To avoid this type of losses, it is better to maintain a steady firing condition in boilers.
Reducing Boiler Pressure
By reducing boiler pressure, some of heat losses through leakages or transmission may be reduced slightly. However there can be problems with boiler with reduced pressure. The boiler circulation may be upset and steam lines may have insufficient capacity and flow to transport low pressure steam.
Operating at Peak Efficiency
When operating two or more boilers, improved efficiency can sometimes be obtained by unequal sharing of load so that combined load operates at peak efficiency.
Preheating Combustion Air
Any heat loss from skin of boiler to boiler room can be utilized back for combustion. By preheating intake air combustion in furnace becomes more efficient.
Switching from Steam to Air Atomization
For burners with steam atomization, switching to air atomization will naturally result in less steam consumption overall and better boiler efficiencies. This is only applicable for heavy fuel oil burners.
Switching to Lower Cost Fuel
When comparing natural gas and fuel oil, if cost is same or more per BTU delivered, switch over to fuel oil.
The reason for this is that in combustion process, hydrogen combines with oxygen to form water. The latent heat of vaporization is lost when water vapor leaves boiler stack.
Fuels like natural gas with higher hydrogen to carbon ratio will lose this heat more than those with lower hydrogen-carbon ratio like fuel oil.
However one must also recognize that there will be increased maintenance, operating costs and greater need for more excess air in order to achieve complete combustion for fuel oil. In addition, soot deposits and incomplete combustion might also affect overall costs.
Some of ways mentioned above may not be feasible at all for your plant. Each of them may result in only a few percentage points of boiler efficiency improvement.
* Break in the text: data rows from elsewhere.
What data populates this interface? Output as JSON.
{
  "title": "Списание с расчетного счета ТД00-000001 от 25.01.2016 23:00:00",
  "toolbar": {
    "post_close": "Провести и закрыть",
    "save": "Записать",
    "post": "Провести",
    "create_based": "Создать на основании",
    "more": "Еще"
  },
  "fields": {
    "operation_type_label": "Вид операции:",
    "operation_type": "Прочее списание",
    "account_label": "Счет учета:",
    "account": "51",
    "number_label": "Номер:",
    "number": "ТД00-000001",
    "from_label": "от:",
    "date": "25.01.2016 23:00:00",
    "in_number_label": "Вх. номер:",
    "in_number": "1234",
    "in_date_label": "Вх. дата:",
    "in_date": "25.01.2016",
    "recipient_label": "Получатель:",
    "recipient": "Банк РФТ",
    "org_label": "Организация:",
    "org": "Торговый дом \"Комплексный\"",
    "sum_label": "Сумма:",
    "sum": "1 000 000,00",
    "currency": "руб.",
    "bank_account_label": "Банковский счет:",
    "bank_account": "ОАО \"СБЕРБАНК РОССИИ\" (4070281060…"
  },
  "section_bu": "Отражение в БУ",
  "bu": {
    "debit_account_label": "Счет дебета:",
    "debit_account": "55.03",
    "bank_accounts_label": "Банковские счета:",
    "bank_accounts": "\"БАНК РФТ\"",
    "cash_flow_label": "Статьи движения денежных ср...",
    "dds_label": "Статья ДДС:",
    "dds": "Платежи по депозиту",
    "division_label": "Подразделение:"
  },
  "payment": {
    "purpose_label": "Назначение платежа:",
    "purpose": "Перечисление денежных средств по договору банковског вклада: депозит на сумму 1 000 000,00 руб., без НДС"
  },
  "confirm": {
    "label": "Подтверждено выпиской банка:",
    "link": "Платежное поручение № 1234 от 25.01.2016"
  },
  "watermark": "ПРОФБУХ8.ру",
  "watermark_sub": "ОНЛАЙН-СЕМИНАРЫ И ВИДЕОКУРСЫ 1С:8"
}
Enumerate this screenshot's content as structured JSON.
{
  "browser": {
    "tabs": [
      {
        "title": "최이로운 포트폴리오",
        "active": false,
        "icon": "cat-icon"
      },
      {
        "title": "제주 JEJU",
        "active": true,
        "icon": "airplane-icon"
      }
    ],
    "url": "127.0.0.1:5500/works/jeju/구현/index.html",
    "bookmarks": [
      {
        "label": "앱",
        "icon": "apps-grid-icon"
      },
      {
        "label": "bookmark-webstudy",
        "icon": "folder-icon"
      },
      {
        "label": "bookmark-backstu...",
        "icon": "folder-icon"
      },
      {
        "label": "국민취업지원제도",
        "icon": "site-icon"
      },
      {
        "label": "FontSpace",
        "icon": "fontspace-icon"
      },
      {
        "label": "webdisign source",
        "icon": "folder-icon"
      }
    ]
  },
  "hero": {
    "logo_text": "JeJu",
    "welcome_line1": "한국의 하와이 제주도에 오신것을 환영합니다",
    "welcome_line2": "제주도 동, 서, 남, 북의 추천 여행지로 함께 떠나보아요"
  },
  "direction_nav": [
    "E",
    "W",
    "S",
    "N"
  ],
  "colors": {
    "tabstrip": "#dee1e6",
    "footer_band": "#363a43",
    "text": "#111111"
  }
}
However, if carried out carefully and with proper tools and instruments, they do add up to huge savings.
Many years of working experience in Marine, Facilities, Construction has given the author material for writing e-books and articles related to engineering, and management. Subscribe to facworld ezine More information at Marine Engineer and M & E Engineer